By far the most critical resource was the Normal Advance, which began publication in 1895. (It became the student newspaper, The Statesman, in 1929.)

The Advance was more like a monthly magazine than a typical newspaper during its first couple of decades, containing not only campus occurrences, but also editorials, sports coverage, and regular columns on education, literature, and general culture. It published student-authored poetry and short stories, discussed chapel talks and speakers, and, of course, included letters to the editor.

The Sycamore yearbook evolved out of an end-of-the-year Advance annual edition, and these too were great sources. I also examined at times local and Indianapolis newspapers, and some national educational journals, all of which were critical for understanding the 1893 student revolt.

Some collections of faculty or alumni papers provided significant details. For instance, I recall a short but revealing document from an alum who had played in the first marching band. The student wrote about the formation of bands in the late 1920s, which were cobbled together from students, faculty, and even janitors who played instruments. He also mentioned fighting with Rose students during parades, as they loved to taunt the band, since they had none.

What, if anything, surprised you during your research?

I did not expect to find the level of success among alumni, and it was something in which the school took obvious pride. Beginning in the early 1900s, the number of graduates gaining admission and winning fellowships to top-notch graduate programs (Johns Hopkins, Berkeley, Wisconsin, Columbia), mainly in the sciences, especially in Biology, just blew me away.By the 1940s some thirty-plus alums had gone on to serve as presidents at normal schools, teachers colleges and at traditional colleges and universities (University of Minnesota and Colgate to name only a couple). ...

For the period covered by my study, negative views emanated from an ill-informed notion that normal schools of any type were inferior in quality, a stereotype unfortunately also linked to the fact that normal schools always enrolled a majority of female students-a disparaging attitude disgustingly rooted in sexism, but one that nonetheless existed.

My research reveals how ignorant such views of the school's quality were. One major theme that emerges is the pride those associated with Indiana State University should feel in being part of an institution of access - to use the modern phrasing - for aspiring students rising from often challenging circumstances.

Were some opposed to ISU's evolution?

Yes. Some members of the faculty and some students voiced opposition at times to the athletic program and eventually the quasi-Greek life. But these voices never deterred the overall transformation. President Parsons himself in some ways reflected an institutional ambivalence. While he approved of athletics, for instance, he opposed faculty coaches and long emphasized that athletics should be for a sound mind and body rather than competitive glory.

Other faculty members spearheaded the Athletic Association (through whose dues sports teams were funded), although Parsons usually contributed. Eventually, by the 1910s, amid the growing Hoosier hysteria for basketball, he caved in on allowing a faculty coach, but he never warmed to football and would not allow one of the male debating clubs to formally declare themselves a fraternity (they would have to wait until the 1920s).

Oddly enough, he allowed women's organizations to call themselves sororities early on, but fraternities had garnered an undemocratic reputation nationally.

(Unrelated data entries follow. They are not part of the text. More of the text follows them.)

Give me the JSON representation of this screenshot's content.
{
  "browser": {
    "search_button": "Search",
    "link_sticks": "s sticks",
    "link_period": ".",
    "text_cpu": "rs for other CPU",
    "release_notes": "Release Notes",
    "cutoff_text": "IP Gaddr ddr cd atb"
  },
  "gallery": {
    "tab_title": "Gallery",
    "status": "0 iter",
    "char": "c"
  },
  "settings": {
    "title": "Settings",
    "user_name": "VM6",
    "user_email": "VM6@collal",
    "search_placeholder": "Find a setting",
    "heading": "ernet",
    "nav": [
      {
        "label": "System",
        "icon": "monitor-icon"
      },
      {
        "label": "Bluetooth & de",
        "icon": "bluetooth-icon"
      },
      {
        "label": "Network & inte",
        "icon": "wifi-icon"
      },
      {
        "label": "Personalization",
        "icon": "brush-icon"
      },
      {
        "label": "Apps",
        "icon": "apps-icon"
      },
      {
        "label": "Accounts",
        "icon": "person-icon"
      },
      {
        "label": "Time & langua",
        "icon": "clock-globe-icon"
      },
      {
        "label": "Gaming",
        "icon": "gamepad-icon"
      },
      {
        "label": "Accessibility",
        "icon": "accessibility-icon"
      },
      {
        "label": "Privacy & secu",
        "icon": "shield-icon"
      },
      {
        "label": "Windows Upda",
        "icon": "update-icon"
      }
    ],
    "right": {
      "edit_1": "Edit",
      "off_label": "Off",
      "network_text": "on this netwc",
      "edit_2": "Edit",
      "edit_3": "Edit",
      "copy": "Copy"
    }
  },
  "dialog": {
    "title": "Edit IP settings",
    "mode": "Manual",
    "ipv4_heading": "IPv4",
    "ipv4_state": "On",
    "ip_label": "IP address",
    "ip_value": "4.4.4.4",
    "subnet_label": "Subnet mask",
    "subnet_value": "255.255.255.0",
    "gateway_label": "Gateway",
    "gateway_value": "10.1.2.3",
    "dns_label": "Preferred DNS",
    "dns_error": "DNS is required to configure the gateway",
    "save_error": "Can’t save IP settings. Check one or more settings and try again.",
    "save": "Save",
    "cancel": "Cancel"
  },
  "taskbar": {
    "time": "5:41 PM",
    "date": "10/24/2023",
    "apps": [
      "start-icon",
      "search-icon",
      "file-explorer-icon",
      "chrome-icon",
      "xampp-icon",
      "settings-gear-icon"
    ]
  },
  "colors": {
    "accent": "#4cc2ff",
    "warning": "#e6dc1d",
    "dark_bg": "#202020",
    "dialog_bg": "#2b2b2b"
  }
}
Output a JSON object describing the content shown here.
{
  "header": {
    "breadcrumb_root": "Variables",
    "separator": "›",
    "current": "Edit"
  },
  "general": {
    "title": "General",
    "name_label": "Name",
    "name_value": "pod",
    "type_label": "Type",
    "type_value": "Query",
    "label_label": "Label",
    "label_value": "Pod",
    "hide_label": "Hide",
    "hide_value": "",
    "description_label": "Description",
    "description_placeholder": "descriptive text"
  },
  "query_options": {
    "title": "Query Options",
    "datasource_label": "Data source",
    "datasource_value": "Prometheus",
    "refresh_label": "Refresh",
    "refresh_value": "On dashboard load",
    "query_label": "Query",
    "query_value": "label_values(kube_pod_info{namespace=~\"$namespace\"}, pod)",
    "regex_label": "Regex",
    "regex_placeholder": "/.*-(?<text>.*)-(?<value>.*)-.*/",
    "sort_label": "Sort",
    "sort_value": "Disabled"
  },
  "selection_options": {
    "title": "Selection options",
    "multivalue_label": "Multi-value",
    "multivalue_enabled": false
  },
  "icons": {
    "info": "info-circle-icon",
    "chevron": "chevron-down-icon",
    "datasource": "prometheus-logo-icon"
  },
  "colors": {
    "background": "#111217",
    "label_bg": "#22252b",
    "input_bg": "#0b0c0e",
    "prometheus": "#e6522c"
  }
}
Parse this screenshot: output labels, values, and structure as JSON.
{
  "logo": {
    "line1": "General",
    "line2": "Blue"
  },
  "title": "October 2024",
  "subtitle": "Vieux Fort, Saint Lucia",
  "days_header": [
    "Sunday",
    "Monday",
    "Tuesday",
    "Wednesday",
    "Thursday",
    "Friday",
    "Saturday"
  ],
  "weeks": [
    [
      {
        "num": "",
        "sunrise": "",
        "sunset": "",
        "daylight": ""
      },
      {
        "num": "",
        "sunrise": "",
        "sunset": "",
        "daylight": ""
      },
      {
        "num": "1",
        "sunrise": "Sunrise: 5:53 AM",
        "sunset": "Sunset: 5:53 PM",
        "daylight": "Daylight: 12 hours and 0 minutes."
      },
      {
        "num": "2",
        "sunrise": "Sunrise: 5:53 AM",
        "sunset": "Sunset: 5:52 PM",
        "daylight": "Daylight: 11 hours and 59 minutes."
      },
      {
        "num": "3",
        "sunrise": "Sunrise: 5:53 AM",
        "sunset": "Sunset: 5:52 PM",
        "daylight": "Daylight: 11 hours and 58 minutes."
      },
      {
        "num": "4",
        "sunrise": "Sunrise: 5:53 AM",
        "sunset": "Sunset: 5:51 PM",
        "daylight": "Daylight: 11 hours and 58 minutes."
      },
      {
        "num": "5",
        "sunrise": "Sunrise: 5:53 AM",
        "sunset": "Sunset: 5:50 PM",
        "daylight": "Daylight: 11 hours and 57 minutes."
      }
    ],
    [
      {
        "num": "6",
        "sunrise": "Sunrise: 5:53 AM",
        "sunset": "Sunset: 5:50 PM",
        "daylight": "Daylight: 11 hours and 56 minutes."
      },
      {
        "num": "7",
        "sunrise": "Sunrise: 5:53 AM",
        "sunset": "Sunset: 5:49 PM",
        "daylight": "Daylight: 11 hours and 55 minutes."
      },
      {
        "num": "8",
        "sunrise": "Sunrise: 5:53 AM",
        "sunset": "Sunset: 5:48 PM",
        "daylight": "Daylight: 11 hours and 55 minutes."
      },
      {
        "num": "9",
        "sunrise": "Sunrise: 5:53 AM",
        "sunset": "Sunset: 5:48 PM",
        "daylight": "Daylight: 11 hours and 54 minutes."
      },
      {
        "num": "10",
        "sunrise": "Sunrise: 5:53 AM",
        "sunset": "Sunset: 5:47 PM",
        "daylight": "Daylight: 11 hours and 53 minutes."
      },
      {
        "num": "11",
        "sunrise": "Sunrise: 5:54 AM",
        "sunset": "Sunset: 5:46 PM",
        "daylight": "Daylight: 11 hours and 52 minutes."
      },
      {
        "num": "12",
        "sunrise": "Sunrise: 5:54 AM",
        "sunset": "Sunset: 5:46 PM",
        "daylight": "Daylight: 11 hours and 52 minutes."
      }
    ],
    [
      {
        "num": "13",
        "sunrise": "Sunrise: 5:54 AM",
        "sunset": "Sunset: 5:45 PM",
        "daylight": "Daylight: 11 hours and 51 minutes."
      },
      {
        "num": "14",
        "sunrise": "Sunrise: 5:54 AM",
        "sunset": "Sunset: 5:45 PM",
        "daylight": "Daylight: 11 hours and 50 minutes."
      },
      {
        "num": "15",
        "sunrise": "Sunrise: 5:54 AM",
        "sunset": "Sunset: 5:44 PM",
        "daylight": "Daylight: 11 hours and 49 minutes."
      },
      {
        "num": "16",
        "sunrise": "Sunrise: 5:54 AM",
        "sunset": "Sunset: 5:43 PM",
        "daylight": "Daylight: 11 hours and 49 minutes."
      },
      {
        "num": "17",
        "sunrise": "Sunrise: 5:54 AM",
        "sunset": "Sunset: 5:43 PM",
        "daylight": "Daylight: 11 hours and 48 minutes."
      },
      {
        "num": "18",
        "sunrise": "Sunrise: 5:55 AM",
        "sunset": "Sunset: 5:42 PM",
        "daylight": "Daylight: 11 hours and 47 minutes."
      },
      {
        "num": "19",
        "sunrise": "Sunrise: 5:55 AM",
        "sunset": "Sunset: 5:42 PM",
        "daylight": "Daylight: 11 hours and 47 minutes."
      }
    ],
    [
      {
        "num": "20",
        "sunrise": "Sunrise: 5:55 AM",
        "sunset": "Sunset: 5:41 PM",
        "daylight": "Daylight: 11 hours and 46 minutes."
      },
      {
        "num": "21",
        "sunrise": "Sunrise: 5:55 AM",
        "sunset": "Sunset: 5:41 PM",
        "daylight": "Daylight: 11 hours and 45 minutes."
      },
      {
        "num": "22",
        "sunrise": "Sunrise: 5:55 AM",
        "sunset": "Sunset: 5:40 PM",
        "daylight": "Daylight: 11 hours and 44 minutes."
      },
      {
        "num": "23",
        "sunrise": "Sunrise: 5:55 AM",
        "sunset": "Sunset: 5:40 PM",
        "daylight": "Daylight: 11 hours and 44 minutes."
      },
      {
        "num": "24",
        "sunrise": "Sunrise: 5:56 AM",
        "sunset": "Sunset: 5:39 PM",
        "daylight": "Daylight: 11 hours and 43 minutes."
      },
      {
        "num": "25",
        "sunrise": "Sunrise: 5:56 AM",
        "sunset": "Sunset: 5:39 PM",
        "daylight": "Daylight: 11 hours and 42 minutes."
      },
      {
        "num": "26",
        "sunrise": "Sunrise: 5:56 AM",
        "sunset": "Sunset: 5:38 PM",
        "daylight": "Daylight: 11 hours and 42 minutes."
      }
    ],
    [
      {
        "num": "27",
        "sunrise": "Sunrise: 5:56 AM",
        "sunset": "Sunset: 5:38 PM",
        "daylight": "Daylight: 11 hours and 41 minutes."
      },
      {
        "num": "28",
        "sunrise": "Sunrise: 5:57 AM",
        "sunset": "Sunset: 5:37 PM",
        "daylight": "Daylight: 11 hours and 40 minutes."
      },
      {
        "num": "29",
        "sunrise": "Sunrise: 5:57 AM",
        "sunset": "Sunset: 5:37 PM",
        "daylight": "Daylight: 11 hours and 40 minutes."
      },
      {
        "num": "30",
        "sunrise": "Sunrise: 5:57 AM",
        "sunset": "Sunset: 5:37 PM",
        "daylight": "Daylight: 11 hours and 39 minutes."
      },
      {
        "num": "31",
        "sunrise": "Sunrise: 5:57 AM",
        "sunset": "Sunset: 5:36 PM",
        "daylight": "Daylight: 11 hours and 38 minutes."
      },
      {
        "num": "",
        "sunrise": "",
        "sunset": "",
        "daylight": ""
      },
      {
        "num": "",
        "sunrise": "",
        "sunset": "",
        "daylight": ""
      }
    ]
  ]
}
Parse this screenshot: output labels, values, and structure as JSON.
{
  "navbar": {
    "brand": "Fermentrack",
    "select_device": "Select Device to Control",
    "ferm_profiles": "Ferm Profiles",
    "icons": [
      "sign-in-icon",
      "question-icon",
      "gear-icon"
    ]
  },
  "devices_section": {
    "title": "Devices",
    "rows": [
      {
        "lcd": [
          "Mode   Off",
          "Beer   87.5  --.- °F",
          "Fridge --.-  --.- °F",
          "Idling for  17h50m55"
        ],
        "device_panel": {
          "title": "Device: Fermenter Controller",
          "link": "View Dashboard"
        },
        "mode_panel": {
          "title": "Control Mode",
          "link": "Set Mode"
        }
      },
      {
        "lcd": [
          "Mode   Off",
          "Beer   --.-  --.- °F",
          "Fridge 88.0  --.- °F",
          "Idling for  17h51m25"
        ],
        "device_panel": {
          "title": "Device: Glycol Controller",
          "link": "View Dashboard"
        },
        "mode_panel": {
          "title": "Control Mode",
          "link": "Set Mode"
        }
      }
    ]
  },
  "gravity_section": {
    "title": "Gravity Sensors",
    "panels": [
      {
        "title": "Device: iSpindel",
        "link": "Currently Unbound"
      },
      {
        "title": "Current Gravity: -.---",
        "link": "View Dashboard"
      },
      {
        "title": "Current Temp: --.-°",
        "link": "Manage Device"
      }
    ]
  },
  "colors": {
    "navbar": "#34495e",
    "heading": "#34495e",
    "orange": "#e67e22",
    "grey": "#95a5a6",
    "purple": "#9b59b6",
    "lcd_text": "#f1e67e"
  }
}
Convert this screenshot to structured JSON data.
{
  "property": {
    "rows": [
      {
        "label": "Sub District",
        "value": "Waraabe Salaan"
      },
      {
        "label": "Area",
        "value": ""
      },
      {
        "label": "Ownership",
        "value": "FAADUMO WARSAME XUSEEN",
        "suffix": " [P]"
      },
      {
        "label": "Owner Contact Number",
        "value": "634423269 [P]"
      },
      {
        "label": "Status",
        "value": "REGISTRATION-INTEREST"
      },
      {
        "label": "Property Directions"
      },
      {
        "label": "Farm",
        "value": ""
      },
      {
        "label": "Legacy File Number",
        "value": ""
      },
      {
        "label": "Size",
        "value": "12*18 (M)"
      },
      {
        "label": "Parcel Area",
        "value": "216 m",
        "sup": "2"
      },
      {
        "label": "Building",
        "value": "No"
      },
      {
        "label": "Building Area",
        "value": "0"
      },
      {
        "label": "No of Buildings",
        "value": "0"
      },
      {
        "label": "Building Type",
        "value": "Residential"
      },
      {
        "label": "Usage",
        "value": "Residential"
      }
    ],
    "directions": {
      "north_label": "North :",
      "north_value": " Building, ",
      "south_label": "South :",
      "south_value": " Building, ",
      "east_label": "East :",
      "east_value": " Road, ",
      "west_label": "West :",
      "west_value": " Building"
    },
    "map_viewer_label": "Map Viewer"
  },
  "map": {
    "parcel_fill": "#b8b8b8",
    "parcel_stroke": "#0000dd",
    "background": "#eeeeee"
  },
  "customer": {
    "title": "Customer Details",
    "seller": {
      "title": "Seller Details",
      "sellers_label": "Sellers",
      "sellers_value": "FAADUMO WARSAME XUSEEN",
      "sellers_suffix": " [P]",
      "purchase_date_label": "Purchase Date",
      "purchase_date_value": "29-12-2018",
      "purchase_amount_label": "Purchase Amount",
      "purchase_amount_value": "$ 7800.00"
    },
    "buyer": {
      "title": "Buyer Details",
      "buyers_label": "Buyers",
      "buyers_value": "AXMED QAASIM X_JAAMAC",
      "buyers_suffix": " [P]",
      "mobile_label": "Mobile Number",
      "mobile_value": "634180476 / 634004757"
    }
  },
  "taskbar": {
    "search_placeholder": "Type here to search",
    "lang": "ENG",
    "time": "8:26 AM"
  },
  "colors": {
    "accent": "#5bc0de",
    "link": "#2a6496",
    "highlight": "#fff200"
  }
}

Overall Parsons allowed the evolution to occur, but it was the effort and vision of faculty and students who truly guided the institution toward collegiate status. On that the evidence is overwhelming.